New research suggests healthy lifestyles may help prevent dementia by building resilience against changes in the aging brain. A study examined 586 people’s lifestyles, mental function, and brain autopsies after death. While unhealthy brain changes were seen, those with healthier lifestyles maintained better mental function. This suggests healthy living provides a “cognitive reserve” that buffers the brain.

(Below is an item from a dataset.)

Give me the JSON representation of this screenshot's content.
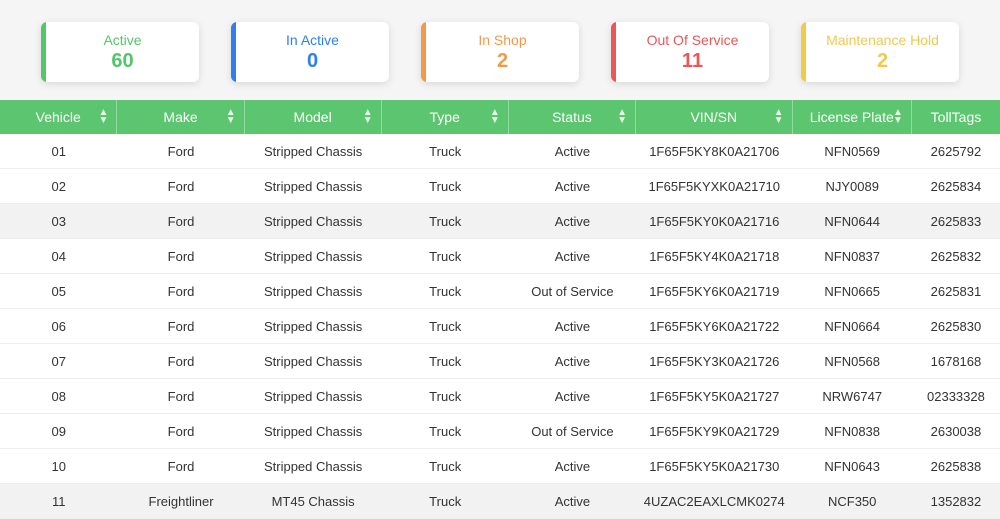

The study found small effects related to lower amyloid plaques. But most links between lifestyle and mental scores were independent of brain abnormalities detected after death. This further indicates lifestyle’s protective effects. As we age, healthy nutrition, exercise, avoiding smoking and heavy drinking may allow us to “cheat biology” and function at higher levels cognitively. It’s likely never too late to start improving lifestyle, even for frail elderly. The findings underscore healthy living’s importance in preventing dementia.